# [EXERCISE DATA]

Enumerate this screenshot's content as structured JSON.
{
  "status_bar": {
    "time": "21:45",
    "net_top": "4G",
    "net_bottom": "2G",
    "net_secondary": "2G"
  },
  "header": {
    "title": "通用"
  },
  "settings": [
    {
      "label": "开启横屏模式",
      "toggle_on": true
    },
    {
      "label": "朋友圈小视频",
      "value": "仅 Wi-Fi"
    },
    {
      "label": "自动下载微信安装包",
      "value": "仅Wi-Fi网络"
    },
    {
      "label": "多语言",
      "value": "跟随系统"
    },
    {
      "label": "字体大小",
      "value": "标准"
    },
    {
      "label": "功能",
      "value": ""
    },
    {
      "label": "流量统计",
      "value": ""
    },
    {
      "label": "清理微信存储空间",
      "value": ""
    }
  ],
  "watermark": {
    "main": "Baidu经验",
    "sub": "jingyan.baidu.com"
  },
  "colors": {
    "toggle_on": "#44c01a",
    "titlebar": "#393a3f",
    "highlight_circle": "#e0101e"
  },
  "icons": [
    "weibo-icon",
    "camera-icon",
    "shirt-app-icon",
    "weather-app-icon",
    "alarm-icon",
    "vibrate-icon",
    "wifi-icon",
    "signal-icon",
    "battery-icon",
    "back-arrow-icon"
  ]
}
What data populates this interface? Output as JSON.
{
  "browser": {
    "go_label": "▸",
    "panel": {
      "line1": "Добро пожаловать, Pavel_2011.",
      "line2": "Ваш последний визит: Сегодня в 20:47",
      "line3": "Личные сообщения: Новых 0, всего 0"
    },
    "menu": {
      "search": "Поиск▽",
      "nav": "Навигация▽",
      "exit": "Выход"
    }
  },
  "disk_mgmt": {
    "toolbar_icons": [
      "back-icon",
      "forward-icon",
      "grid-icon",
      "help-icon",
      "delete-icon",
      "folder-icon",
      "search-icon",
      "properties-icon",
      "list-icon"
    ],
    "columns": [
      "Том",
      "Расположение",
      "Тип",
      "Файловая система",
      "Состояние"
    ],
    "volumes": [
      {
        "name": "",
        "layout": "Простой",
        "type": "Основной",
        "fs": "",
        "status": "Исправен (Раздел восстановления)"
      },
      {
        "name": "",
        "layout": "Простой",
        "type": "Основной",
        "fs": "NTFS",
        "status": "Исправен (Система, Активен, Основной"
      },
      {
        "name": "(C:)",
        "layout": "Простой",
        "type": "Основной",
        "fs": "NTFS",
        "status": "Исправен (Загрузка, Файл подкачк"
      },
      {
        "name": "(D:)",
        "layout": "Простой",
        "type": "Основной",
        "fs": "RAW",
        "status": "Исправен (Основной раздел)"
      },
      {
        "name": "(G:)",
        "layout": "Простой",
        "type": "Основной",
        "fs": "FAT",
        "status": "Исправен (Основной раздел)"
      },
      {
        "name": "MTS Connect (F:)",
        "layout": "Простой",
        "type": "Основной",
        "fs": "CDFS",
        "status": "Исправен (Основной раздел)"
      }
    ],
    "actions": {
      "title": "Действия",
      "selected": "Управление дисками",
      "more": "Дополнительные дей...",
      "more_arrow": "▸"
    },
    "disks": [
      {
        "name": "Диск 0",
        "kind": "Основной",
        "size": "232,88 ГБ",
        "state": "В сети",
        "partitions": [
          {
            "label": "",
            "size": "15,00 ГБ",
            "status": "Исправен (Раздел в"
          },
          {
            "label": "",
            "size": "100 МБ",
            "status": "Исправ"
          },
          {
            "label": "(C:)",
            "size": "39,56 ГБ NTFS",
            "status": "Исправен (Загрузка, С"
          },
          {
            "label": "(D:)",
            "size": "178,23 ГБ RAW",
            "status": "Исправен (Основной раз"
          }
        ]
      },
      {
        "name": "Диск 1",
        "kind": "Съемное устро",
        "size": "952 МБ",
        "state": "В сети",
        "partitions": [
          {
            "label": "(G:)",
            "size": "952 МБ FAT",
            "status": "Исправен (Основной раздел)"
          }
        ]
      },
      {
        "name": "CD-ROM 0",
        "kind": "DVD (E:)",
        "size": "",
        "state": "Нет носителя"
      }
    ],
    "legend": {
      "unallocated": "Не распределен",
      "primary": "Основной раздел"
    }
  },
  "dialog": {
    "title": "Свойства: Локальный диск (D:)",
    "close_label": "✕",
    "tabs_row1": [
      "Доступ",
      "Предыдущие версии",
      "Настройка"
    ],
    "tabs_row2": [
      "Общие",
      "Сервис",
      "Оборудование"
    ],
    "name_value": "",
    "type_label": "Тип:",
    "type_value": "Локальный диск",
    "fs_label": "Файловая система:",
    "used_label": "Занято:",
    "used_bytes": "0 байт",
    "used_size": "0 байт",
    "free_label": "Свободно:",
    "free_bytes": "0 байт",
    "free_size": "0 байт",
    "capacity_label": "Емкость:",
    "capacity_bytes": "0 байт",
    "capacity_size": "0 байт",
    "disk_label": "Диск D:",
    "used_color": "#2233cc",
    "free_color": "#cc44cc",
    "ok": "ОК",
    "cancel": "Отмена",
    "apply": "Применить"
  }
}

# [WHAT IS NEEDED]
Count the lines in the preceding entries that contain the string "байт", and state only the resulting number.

# [RESULT BELOW]
6